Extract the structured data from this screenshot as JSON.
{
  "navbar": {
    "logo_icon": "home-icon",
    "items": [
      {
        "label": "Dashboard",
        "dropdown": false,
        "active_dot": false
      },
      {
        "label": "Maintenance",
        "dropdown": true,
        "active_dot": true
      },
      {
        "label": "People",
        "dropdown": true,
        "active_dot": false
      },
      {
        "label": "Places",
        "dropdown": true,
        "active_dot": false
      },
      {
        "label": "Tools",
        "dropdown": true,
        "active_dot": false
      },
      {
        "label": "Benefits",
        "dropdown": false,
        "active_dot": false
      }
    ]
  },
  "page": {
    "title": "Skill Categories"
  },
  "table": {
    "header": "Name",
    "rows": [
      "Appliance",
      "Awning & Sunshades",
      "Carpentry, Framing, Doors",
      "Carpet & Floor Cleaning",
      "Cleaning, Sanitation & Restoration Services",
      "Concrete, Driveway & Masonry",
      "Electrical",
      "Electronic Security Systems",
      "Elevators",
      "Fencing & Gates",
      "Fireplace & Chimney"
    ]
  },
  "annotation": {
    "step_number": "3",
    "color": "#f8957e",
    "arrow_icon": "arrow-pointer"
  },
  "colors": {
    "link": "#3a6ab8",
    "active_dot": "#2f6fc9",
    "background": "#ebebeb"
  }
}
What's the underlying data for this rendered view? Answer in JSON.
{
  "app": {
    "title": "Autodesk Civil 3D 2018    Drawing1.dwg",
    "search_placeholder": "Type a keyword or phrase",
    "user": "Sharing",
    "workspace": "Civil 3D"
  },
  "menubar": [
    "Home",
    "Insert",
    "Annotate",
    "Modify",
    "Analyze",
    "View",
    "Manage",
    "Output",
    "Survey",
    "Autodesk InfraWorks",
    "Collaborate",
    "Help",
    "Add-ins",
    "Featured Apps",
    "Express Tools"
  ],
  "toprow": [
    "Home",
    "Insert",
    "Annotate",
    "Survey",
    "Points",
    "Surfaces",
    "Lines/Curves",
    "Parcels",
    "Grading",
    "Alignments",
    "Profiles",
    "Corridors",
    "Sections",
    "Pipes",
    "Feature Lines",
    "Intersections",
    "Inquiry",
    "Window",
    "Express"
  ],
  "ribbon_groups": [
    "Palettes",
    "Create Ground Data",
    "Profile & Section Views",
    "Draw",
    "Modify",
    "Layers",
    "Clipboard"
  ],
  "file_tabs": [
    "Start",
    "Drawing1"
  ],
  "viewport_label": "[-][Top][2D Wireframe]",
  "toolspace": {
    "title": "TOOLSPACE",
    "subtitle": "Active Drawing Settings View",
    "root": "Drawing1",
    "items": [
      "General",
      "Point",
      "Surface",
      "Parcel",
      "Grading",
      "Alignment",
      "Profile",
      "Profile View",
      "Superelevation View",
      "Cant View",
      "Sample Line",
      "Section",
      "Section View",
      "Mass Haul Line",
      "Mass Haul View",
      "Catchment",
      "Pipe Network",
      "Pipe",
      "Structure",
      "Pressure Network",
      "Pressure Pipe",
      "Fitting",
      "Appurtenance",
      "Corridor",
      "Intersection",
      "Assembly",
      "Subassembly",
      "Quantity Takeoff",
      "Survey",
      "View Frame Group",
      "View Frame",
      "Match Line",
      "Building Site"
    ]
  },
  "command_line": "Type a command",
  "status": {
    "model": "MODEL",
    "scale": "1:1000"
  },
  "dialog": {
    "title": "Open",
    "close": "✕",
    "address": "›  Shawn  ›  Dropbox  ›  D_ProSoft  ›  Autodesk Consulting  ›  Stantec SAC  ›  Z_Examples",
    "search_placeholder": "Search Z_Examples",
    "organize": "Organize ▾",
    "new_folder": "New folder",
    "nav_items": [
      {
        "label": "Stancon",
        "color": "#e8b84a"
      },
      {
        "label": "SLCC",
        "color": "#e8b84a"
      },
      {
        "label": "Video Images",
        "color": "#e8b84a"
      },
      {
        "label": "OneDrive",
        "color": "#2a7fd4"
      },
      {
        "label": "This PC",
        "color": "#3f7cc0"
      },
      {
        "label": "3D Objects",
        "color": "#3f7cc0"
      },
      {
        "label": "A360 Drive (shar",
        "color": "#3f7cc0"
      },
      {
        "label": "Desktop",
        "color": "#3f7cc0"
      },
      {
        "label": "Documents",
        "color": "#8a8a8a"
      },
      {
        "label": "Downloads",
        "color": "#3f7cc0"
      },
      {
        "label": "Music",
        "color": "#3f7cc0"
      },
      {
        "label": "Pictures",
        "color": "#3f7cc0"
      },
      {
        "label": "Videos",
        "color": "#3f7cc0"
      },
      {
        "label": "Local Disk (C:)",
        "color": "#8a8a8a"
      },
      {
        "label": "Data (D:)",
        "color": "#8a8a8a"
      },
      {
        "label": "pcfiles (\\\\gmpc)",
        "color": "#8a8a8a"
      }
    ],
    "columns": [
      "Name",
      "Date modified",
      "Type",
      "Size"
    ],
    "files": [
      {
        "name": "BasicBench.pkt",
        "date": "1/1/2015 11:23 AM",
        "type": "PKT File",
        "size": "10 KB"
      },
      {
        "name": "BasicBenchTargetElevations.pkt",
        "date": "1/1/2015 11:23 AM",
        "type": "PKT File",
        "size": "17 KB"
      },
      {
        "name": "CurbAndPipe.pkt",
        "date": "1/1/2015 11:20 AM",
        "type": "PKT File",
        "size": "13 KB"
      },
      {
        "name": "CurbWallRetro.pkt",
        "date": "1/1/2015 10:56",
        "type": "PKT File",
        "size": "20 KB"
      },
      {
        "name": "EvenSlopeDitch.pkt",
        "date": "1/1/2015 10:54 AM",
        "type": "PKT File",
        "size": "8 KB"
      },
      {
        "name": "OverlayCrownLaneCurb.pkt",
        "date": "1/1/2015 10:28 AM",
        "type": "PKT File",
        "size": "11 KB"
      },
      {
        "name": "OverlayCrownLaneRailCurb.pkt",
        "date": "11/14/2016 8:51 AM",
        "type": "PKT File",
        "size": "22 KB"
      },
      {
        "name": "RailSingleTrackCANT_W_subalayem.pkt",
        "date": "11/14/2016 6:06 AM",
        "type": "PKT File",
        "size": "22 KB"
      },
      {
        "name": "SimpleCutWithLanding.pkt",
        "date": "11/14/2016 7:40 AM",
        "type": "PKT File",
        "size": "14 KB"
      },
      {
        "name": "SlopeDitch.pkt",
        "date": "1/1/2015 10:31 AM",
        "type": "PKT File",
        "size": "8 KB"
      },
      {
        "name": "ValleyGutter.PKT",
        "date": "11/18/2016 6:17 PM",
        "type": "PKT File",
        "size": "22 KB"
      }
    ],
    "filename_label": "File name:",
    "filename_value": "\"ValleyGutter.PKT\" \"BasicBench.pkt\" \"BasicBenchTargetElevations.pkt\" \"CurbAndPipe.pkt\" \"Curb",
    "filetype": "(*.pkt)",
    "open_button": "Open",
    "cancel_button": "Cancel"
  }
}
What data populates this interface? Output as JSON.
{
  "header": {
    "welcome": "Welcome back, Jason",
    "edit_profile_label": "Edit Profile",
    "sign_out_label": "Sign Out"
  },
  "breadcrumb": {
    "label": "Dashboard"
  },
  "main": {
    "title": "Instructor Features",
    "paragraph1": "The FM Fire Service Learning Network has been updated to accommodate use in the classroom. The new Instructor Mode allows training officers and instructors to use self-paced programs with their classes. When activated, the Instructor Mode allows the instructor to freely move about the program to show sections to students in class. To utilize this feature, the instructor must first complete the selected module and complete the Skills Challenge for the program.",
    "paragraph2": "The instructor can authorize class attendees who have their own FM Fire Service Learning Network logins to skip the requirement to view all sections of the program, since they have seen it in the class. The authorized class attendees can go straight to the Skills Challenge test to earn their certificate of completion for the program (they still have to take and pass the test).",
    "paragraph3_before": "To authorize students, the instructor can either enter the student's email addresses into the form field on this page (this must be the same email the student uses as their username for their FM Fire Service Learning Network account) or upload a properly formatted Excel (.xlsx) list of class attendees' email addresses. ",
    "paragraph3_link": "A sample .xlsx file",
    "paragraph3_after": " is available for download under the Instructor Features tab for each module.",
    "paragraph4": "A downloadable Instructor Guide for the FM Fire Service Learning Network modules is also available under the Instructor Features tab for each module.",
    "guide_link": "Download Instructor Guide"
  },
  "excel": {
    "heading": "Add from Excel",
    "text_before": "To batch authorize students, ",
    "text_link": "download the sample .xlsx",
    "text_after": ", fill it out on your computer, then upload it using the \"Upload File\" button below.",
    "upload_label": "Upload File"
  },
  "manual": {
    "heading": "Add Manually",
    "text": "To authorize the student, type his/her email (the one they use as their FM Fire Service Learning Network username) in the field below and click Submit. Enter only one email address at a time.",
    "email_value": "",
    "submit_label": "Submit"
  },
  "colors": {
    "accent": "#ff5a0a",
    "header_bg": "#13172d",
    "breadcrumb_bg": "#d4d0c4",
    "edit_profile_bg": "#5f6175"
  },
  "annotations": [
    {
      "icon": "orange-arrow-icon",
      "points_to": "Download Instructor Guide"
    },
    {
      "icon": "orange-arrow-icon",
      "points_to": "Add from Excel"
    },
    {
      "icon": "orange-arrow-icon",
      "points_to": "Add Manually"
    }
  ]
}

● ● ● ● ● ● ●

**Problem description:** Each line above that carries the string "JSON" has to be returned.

**Final answer:**
Extract the structured data from this screenshot as JSON.
What's the underlying data for this rendered view? Answer in JSON.
What data populates this interface? Output as JSON.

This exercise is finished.